* INSTRUCTIONS FOR THE TASK: Output the records exactly. Include every line.

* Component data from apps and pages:
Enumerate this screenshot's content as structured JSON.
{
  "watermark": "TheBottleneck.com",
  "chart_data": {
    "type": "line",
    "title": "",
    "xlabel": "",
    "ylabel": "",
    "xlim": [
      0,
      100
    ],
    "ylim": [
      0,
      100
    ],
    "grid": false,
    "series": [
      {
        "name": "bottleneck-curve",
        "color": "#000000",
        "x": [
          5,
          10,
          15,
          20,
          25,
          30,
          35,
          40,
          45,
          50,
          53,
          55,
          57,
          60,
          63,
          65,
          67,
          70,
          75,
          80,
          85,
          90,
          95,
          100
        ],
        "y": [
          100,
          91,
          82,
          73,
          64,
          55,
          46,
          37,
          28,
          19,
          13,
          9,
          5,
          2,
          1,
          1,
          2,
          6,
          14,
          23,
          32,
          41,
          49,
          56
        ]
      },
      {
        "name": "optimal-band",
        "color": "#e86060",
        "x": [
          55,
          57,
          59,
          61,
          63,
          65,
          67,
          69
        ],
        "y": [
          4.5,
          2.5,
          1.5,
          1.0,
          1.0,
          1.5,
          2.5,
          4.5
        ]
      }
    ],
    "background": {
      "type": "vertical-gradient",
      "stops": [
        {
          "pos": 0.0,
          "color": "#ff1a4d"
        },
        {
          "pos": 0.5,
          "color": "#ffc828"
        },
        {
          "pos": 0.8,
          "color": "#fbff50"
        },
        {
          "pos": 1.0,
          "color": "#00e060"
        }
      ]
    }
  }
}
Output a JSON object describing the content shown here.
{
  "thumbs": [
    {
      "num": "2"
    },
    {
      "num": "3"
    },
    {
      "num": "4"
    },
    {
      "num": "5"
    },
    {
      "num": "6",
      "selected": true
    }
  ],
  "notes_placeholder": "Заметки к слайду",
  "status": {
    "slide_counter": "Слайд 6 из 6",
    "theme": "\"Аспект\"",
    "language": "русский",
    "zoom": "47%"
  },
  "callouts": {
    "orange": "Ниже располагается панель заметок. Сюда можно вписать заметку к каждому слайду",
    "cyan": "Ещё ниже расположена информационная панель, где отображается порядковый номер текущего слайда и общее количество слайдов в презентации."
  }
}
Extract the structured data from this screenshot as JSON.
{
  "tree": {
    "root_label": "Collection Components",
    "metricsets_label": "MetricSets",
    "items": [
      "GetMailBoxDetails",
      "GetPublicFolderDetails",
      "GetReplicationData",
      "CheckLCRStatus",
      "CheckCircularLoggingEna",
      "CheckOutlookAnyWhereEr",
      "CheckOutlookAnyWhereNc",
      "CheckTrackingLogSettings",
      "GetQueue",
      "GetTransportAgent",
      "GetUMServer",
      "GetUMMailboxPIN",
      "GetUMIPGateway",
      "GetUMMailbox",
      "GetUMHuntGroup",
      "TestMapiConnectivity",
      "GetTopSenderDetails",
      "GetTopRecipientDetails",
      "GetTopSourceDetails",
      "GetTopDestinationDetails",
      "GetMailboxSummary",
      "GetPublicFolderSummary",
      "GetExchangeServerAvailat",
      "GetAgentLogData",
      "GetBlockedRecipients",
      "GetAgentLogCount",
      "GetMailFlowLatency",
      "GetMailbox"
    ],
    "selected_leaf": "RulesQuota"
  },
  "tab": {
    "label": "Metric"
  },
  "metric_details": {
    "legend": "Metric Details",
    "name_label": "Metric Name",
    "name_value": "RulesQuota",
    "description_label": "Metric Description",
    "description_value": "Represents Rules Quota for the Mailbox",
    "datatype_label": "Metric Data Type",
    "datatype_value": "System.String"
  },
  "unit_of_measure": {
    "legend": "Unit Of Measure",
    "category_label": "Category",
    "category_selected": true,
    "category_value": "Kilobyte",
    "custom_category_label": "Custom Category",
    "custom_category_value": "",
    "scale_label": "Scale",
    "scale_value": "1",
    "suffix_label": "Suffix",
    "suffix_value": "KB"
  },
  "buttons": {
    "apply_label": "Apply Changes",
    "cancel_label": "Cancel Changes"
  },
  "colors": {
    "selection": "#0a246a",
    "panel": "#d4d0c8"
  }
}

* WORKED SOLUTION:
Enumerate this screenshot's content as structured JSON.
{
  "watermark": "TheBottleneck.com",
  "chart_data": {
    "type": "line",
    "title": "",
    "xlabel": "",
    "ylabel": "",
    "xlim": [
      0,
      100
    ],
    "ylim": [
      0,
      100
    ],
    "grid": false,
    "series": [
      {
        "name": "bottleneck-curve",
        "color": "#000000",
        "x": [
          5,
          10,
          15,
          20,
          25,
          30,
          35,
          40,
          45,
          50,
          53,
          55,
          57,
          60,
          63,
          65,
          67,
          70,
          75,
          80,
          85,
          90,
          95,
          100
        ],
        "y": [
          100,
          91,
          82,
          73,
          64,
          55,
          46,
          37,
          28,
          19,
          13,
          9,
          5,
          2,
          1,
          1,
          2,
          6,
          14,
          23,
          32,
          41,
          49,
          56
        ]
      },
      {
        "name": "optimal-band",
        "color": "#e86060",
        "x": [
          55,
          57,
          59,
          61,
          63,
          65,
          67,
          69
        ],
        "y": [
          4.5,
          2.5,
          1.5,
          1.0,
          1.0,
          1.5,
          2.5,
          4.5
        ]
      }
    ],
    "background": {
      "type": "vertical-gradient",
      "stops": [
        {
          "pos": 0.0,
          "color": "#ff1a4d"
        },
        {
          "pos": 0.5,
          "color": "#ffc828"
        },
        {
          "pos": 0.8,
          "color": "#fbff50"
        },
        {
          "pos": 1.0,
          "color": "#00e060"
        }
      ]
    }
  }
}
Output a JSON object describing the content shown here.
{
  "thumbs": [
    {
      "num": "2"
    },
    {
      "num": "3"
    },
    {
      "num": "4"
    },
    {
      "num": "5"
    },
    {
      "num": "6",
      "selected": true
    }
  ],
  "notes_placeholder": "Заметки к слайду",
  "status": {
    "slide_counter": "Слайд 6 из 6",
    "theme": "\"Аспект\"",
    "language": "русский",
    "zoom": "47%"
  },
  "callouts": {
    "orange": "Ниже располагается панель заметок. Сюда можно вписать заметку к каждому слайду",
    "cyan": "Ещё ниже расположена информационная панель, где отображается порядковый номер текущего слайда и общее количество слайдов в презентации."
  }
}
Extract the structured data from this screenshot as JSON.
{
  "tree": {
    "root_label": "Collection Components",
    "metricsets_label": "MetricSets",
    "items": [
      "GetMailBoxDetails",
      "GetPublicFolderDetails",
      "GetReplicationData",
      "CheckLCRStatus",
      "CheckCircularLoggingEna",
      "CheckOutlookAnyWhereEr",
      "CheckOutlookAnyWhereNc",
      "CheckTrackingLogSettings",
      "GetQueue",
      "GetTransportAgent",
      "GetUMServer",
      "GetUMMailboxPIN",
      "GetUMIPGateway",
      "GetUMMailbox",
      "GetUMHuntGroup",
      "TestMapiConnectivity",
      "GetTopSenderDetails",
      "GetTopRecipientDetails",
      "GetTopSourceDetails",
      "GetTopDestinationDetails",
      "GetMailboxSummary",
      "GetPublicFolderSummary",
      "GetExchangeServerAvailat",
      "GetAgentLogData",
      "GetBlockedRecipients",
      "GetAgentLogCount",
      "GetMailFlowLatency",
      "GetMailbox"
    ],
    "selected_leaf": "RulesQuota"
  },
  "tab": {
    "label": "Metric"
  },
  "metric_details": {
    "legend": "Metric Details",
    "name_label": "Metric Name",
    "name_value": "RulesQuota",
    "description_label": "Metric Description",
    "description_value": "Represents Rules Quota for the Mailbox",
    "datatype_label": "Metric Data Type",
    "datatype_value": "System.String"
  },
  "unit_of_measure": {
    "legend": "Unit Of Measure",
    "category_label": "Category",
    "category_selected": true,
    "category_value": "Kilobyte",
    "custom_category_label": "Custom Category",
    "custom_category_value": "",
    "scale_label": "Scale",
    "scale_value": "1",
    "suffix_label": "Suffix",
    "suffix_value": "KB"
  },
  "buttons": {
    "apply_label": "Apply Changes",
    "cancel_label": "Cancel Changes"
  },
  "colors": {
    "selection": "#0a246a",
    "panel": "#d4d0c8"
  }
}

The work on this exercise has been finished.